This type of sword is often referred to as a claymore. Arms and armour scholars have shown that this word was used from 1678 as a battlecry. A letter from this year describes men from ‘great host of Highlanders’ attacking a Lowlander and ‘having their broadswords drawn, cryed “claymore”, and made at him’. The Jacobite officer Lord George Murray wrote in his diary of an incident in the rebellion of 1745: ‘I immediately drew my sword, and cried CLAYMORE!’ From 1715 the word was used for the basket-hilted sword. A description of Highlanders from this year mentions ‘fourty or fifty stately fellows’ each with ‘a sturdy claymore by his side’. In Scots and English this fearsome weapon was referred to as a two-handed sword.

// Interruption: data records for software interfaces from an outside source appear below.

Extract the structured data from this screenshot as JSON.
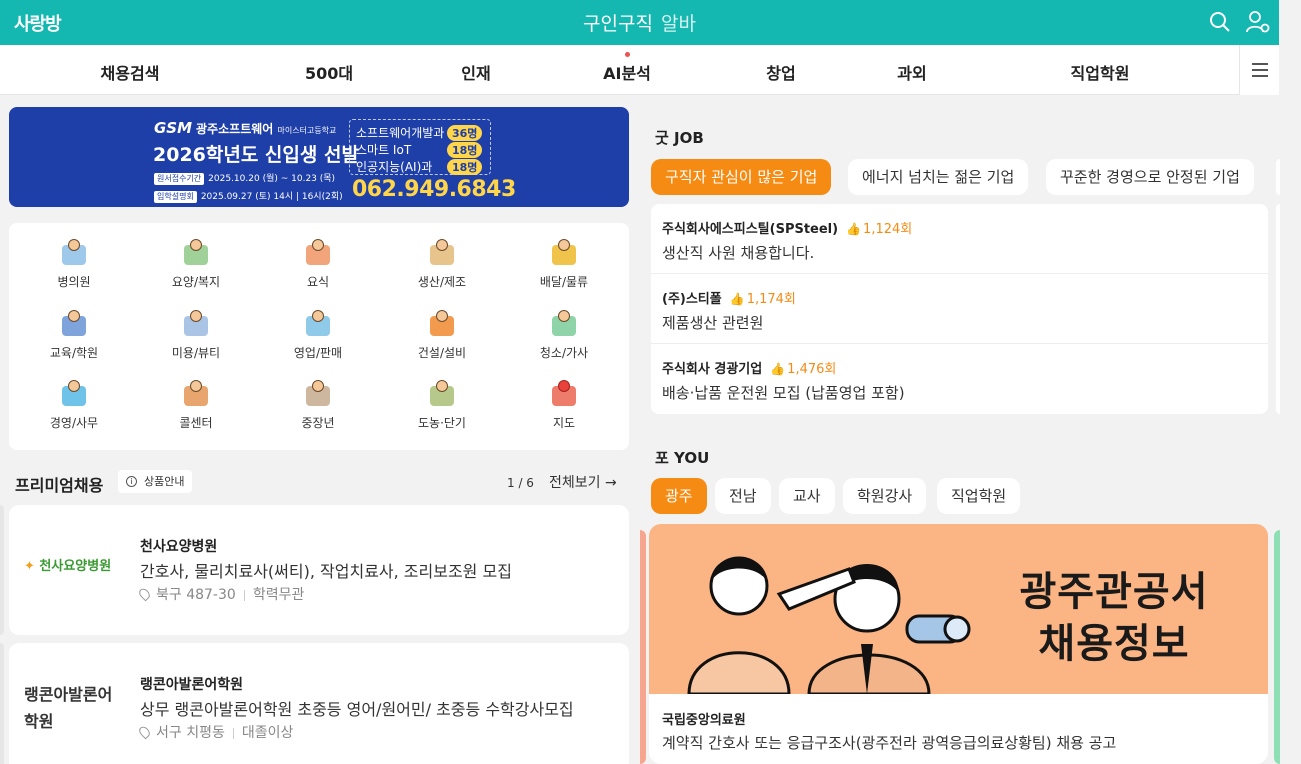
{
  "header": {
    "logo": "사랑방",
    "title_main": "구인구직",
    "title_sub": "알바",
    "search_icon": "search-icon",
    "user_icon": "user-settings-icon"
  },
  "nav": {
    "items": [
      "채용검색",
      "500대",
      "인재",
      "AI분석",
      "창업",
      "과외",
      "직업학원"
    ],
    "menu_icon": "hamburger-menu-icon"
  },
  "banner": {
    "school": "광주소프트웨어",
    "school_sub": "마이스터고등학교",
    "gsm": "GSM",
    "headline": "2026학년도 신입생 선발",
    "date1_tag": "원서접수기간",
    "date1": "2025.10.20 (월) ~ 10.23 (목)",
    "date2_tag": "입학설명회",
    "date2": "2025.09.27 (토) 14시 | 16시(2회)",
    "programs": [
      {
        "label": "소프트웨어개발과",
        "count": "36명"
      },
      {
        "label": "스마트 IoT",
        "count": "18명"
      },
      {
        "label": "인공지능(AI)과",
        "count": "18명"
      }
    ],
    "phone": "062.949.6843"
  },
  "categories": [
    {
      "label": "병의원",
      "icon": "hospital-icon",
      "color": "#e9f3fb"
    },
    {
      "label": "요양/복지",
      "icon": "caregiver-icon",
      "color": "#e7f2e6"
    },
    {
      "label": "요식",
      "icon": "chef-icon",
      "color": "#fbe4d8"
    },
    {
      "label": "생산/제조",
      "icon": "factory-icon",
      "color": "#f6ead6"
    },
    {
      "label": "배달/물류",
      "icon": "delivery-icon",
      "color": "#f7e1a8"
    },
    {
      "label": "교육/학원",
      "icon": "teacher-icon",
      "color": "#dfe8f6"
    },
    {
      "label": "미용/뷰티",
      "icon": "beauty-icon",
      "color": "#e6eef6"
    },
    {
      "label": "영업/판매",
      "icon": "sales-icon",
      "color": "#dceffa"
    },
    {
      "label": "건설/설비",
      "icon": "construction-icon",
      "color": "#fbe0c8"
    },
    {
      "label": "청소/가사",
      "icon": "cleaning-icon",
      "color": "#e2f3e8"
    },
    {
      "label": "경영/사무",
      "icon": "office-icon",
      "color": "#d9eef8"
    },
    {
      "label": "콜센터",
      "icon": "call-center-icon",
      "color": "#f7e4d2"
    },
    {
      "label": "중장년",
      "icon": "seniors-icon",
      "color": "#efe6dc"
    },
    {
      "label": "도농·단기",
      "icon": "farmer-icon",
      "color": "#e8eed8"
    },
    {
      "label": "지도",
      "icon": "map-icon",
      "color": "#fbdcd8"
    }
  ],
  "premium": {
    "title": "프리미엄채용",
    "guide": "상품안내",
    "page": "1 / 6",
    "view_all": "전체보기 →",
    "items": [
      {
        "logo": "천사요양병원",
        "name": "천사요양병원",
        "desc": "간호사, 물리치료사(써티), 작업치료사, 조리보조원 모집",
        "location": "북구 487-30",
        "education": "학력무관"
      },
      {
        "logo": "랭콘아발론어학원",
        "name": "랭콘아발론어학원",
        "desc": "상무 랭콘아발론어학원 초중등 영어/원어민/ 초중등 수학강사모집",
        "location": "서구 치평동",
        "education": "대졸이상"
      }
    ]
  },
  "goodjob": {
    "title": "굿 JOB",
    "chips": [
      "구직자 관심이 많은 기업",
      "에너지 넘치는 젊은 기업",
      "꾸준한 경영으로 안정된 기업"
    ],
    "list": [
      {
        "company": "주식회사에스피스틸(SPSteel)",
        "views": "1,124회",
        "title": "생산직 사원 채용합니다."
      },
      {
        "company": "(주)스티폴",
        "views": "1,174회",
        "title": "제품생산 관련원"
      },
      {
        "company": "주식회사 경광기업",
        "views": "1,476회",
        "title": "배송·납품 운전원 모집 (납품영업 포함)"
      }
    ]
  },
  "foryou": {
    "title": "포 YOU",
    "chips": [
      "광주",
      "전남",
      "교사",
      "학원강사",
      "직업학원"
    ],
    "card": {
      "headline_line1": "광주관공서",
      "headline_line2": "채용정보",
      "name": "국립중앙의료원",
      "desc": "계약직 간호사 또는 응급구조사(광주전라 광역응급의료상황팀) 채용 공고"
    }
  },
  "colors": {
    "brand": "#14b8b0",
    "accent": "#f58b13",
    "banner_bg": "#1e3ea8",
    "you_bg": "#fbb483"
  }
}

A letter of 1595 from a Highland chief, Lachlan MacLean of Duart, stated that ‘we will not want our two-handed swords and armour of mail to be used if battle be offered to us’. A royal statute of 1608 tried to restrict what Highlanders could use: ‘they shall forbear wearing any kind of armour (specially guns, bows, and two-handed swords) except only one-handed swords and targes’. By 1679 ‘ane two handed sword’ was listed with other weapons confiscated from the MacLeans in Mull.
Many of the carved tomb slabs of Highland warriors in the Western Isles show swords of this type. The distinctive shape of the hilt is a development of the medieval Scottish longsword. This is one of the finest surviving examples of an iconic weapon.